There’s a lot to be said for cover crops, and a new guide says it. Co-written by CFAES experts, Midwest Cover Crops Field Guide shows the hows and whys of growing red clover (pictured with a guest), alfalfa and many others, including some new possibilities. Look inside here. Buy it here. Cover crops’ pros include protecting and improving both soil and water.
On Nov. 24, three days before Thanksgiving, CFAES will host a Stop Hunger Now meal packaging event, and you’re invited to help. You can register to be a volunteer here, and you can donate to the event here. The goal is to raise $21,750 and package 75,000 meals (each meal costs only 29 cents). Stop Hunger Now is an international hunger relief agency that distributes food to people in vulnerable countries. The event, says its website, is a “fun, hands-on way to make a difference.” (Photo: Stop Hunger Now.)

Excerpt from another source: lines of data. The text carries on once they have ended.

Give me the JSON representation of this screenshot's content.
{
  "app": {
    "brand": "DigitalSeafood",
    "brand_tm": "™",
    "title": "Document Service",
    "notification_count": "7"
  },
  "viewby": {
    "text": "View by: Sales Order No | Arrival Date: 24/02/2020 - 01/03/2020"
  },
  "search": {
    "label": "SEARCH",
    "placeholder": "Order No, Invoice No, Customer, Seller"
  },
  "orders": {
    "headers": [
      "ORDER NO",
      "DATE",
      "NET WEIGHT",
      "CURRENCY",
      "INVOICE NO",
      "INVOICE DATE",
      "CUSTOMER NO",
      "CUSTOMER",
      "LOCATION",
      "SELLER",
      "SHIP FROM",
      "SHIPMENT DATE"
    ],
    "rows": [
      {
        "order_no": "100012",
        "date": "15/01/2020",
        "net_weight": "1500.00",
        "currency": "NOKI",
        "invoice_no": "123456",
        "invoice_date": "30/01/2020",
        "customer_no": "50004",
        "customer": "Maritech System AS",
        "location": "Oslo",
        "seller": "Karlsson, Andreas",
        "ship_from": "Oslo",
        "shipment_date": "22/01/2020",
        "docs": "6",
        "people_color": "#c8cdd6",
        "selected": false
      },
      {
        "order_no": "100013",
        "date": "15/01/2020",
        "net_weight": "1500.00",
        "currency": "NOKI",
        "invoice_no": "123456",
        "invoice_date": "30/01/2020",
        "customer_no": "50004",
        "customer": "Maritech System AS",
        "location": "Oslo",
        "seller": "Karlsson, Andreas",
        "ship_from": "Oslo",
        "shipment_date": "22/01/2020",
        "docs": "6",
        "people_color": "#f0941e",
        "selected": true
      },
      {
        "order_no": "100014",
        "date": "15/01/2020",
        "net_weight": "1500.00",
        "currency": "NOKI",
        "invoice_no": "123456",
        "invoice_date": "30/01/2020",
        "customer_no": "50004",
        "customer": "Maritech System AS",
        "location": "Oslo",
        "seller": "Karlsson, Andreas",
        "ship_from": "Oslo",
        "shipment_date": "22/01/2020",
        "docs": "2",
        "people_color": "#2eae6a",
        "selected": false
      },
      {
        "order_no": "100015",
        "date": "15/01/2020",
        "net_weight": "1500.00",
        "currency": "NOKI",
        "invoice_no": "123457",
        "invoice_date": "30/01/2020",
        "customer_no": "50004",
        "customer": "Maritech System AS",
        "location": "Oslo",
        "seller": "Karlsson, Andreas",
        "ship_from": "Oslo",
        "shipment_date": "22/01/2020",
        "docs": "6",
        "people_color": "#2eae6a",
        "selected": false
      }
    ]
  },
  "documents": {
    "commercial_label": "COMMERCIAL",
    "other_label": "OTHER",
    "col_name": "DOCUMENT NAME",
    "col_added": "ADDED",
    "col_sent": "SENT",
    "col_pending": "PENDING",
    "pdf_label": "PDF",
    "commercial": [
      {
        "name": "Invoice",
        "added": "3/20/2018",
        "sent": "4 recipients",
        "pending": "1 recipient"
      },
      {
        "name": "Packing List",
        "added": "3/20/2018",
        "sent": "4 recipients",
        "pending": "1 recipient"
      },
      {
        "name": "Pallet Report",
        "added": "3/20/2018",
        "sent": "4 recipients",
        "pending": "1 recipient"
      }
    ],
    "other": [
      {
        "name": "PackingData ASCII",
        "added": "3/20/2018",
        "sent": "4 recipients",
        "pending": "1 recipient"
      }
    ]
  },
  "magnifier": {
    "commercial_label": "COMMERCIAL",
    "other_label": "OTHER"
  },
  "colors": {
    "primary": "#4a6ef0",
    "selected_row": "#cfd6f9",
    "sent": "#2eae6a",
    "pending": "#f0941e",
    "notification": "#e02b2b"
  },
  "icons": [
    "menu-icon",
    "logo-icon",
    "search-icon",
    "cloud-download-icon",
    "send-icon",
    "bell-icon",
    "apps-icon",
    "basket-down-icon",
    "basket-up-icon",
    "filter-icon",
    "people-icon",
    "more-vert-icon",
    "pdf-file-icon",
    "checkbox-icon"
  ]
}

Healthy soils, as the saying goes, support healthy plants, healthy animals and healthy people. Healthy water, as it turns out, too. A new YouTube video series, whose contributors include experts from OSU Extension, CFAES’s statewide outreach arm, shows farmers how to achieve those soils, which form a foundation for sustainable agriculture. Soil microbes (3:09), cover crops and compaction (4:26) are some of the topics. Read more.
What can a farmer do with a dead cow, pig or chicken that can save them (the farmer) some money, protect the environment, including water, and respectfully recycle the nutrients in the unfortunately now ex-animal’s body? Here’s what.
The Climate Explorations Series looks at “Glaciers, Mountains and People” from 6-9 p.m. on Nov. 12 in Blacklick Woods Metro Park Beech-Maple Lodge, 6975 E. Livingston Ave., in Reynoldsburg near Columbus. Featured will be a screening of “Glacial Balance,” a film on glacial melt in the Andes Mountains and its impact on people. Free admission. Watch the trailer (1:07). Series collaborators include Ohio Sea Grant, Stone Lab and the 4-H Youth Development Program of CFAES’s outreach arm, OSU Extension. Details: 614-688-8279. (Photo: Monte Fitz Roy, Patagonia, Argentina; iStock.)
On Nov. 3, Steve Slack (pictured, right), director of CFAES’s research arm, OARDC, was one of the signers of a memorandum of understanding to better equip farmers, communities and individuals with information and technology so they can best adapt to climate change and weather variability.
Under the agreement, the U.S. Department of Agriculture will work with state Extension programs (such as CFAES's outreach arm, OSU Extension) and agricultural experiment stations (such as OARDC) to widely disseminate science-based information through USDA’s seven Regional Climate Hubs.
The agreement involves USDA, the Extension Committee on Organization and Policy (ECOP), and the Experiment Station Committee on Organization and Policy (ESCOP). ... Read More »